No, losing a third-round pick isn’t the end of the world because a third-round pick isn’t guaranteed to turn into an NHL player. Here’s the thing, though: A third-round pick can turn into an NHL player, which is why it wasn’t worth giving one (or really any draft pick) away for Rinaldo, a sixth-round selection in 2008 who was statistically one of the worst players in the league at the time of the 2015 trade.
Rinaldo lasted less than a season in Boston, registering three points in 42 games before being waived, with every other team passing on him. He’s currently in Providence playing out the final year of his contract.
MARTIN JONES TO SHARKS
The trade: RFA-to-be Martin Jones’ rights to Sharks to 2016 first-round pick (No. 29 overall; Trent Frederic) and the rights to Sean Kuraly.

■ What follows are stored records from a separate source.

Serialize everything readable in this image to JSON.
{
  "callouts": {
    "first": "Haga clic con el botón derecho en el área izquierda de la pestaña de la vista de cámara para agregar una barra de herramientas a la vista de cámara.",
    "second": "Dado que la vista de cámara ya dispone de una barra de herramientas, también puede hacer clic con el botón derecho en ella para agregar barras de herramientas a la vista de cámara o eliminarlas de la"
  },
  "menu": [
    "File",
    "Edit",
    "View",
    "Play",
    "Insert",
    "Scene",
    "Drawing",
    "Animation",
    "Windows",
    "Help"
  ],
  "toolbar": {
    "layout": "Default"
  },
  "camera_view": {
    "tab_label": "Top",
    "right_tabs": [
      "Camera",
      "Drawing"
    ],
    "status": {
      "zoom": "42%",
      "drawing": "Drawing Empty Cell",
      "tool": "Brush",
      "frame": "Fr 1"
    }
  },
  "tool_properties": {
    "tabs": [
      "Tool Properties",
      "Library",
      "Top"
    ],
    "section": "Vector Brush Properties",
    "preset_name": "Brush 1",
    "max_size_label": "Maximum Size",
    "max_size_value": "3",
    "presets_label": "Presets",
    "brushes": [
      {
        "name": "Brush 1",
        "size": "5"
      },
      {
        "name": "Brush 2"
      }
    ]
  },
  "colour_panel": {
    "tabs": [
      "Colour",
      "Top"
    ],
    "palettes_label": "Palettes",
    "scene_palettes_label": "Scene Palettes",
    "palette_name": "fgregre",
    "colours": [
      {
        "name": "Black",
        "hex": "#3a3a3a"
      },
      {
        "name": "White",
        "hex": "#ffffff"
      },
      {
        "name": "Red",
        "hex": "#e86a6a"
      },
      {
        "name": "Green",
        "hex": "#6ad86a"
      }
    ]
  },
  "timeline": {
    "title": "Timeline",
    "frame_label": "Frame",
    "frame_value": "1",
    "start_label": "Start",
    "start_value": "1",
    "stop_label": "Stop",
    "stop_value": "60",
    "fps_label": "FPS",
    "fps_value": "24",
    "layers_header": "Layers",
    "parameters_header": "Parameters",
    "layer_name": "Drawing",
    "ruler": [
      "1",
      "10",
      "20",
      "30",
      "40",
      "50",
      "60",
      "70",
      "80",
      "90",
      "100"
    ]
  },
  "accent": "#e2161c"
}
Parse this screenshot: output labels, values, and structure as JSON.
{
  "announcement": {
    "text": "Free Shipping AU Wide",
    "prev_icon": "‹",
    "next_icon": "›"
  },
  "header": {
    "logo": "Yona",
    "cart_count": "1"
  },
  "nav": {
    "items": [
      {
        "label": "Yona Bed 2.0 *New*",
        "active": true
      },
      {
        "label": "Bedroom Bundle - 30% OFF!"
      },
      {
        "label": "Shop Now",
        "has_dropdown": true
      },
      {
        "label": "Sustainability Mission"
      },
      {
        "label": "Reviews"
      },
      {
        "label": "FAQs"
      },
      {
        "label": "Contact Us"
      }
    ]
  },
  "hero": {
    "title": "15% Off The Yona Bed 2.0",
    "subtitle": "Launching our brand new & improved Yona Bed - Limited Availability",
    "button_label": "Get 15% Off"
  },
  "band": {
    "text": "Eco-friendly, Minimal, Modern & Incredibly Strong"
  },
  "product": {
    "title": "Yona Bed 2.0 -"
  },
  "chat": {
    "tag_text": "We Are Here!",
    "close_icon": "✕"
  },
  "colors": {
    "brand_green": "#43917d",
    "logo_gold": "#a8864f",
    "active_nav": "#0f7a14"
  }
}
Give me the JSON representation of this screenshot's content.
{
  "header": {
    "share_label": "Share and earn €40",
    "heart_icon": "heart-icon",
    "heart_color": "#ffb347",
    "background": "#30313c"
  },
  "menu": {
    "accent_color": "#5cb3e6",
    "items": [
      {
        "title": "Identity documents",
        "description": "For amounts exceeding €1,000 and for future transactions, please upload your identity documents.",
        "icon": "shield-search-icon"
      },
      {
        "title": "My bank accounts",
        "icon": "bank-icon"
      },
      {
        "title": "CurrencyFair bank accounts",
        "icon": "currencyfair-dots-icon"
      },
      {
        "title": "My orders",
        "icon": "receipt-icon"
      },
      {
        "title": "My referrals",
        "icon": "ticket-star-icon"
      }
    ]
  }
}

The grade: A-
Fans bemoaned the fact that Jones went to the Stanley Cup Final with the Sharks in his first year in San Jose, but the fact of the matter is that the B’s got a first-round pick and a decent prospect for a player they didn’t need. It’s fair to question whether they should have rolled the dice by signing Jones and trading Tuukka Rask, the fact that Jones has put up similar numbers to Rask while playing on a much better team would suggest the Bruins kept the better player, even if he costs $4 million more.
SMITH AND SAVARD FOR HAYES
The trade: Reilly Smith and Marc Savard to Florida for the rights to RFA Jimmy Hayes
The grade: C-
This grade could be much lower, but again, we’re just evaluating the trades and not the motivation behind them.
The B’s made this move to get rid of Savard’s contract and therefore have more money to spend on Matt Beleskey. It did that, but it also saw the B’s downgrade big time from Smith to Hayes. The Bruins didn’t like Smith at his $3.425 million cap hit, but he’s scored 35 goals over the last two seasons while Hayes has totaled 15 at a $2.3 million cap hit.
STEMPNIAK TO BRUINS
The trade: 2016 fourth-round pick (No. 105; Evan Cormier) and 2017 second-round pick to Devils for Lee Stempniak
The grade: C
This one hurts because the Bruins could have had Stempniak without draft pick compensation by simply offering him a contract while he was skating in Boston over the summer. Instead, they gave up a really solid asset in that second-round pick.
Stempniak was acquired to provide an upgrade over Brett Connolly on the right side of Patrice Bergeron’s line. He put up 10 points (three goals; seven assists) over 19 games, but he also endured a nine-game stretch in which he managed just one point.
LILES TO BRUINS
The trade: 2016 third-round pick (No. 75; Jack Lafontaine), 2017 fifth-round pick, Anthony Camara to Hurricanes for John-Michael Liles
The grade: C+
Liles played well down the stretch for Boston in 2016 and the Bruins liked him enough to buy out Dennis Seidenberg and re-sign Liles as his replacement. The smarter move would have been to keep Seidenberg for another year and then buy him out so the B’s wouldn’t have as much money as they do now, but that’s beside the point.
In a vacuum, they gave up a somewhat modest package for a fine second-or-third-pairing defenseman. They’ve certainly done worse.
STAFFORD TO BRUINS
The trade: Conditional sixth-round pick to Jets for Drew Stafford
The grade: B
A completely harmless move. Stafford can compete for a bottom-six job with Jimmy Hayes. The only real downside is that if Hayes and Beleskey don’t play down the stretch, it means they can’t resurrect their stock for a potential offseason trade (or selection by Vegas). The 31-year-old has four goals and nine assists for 13 points this season, which is actually enough to make him a better option than either Hayes or Beleskey at this point.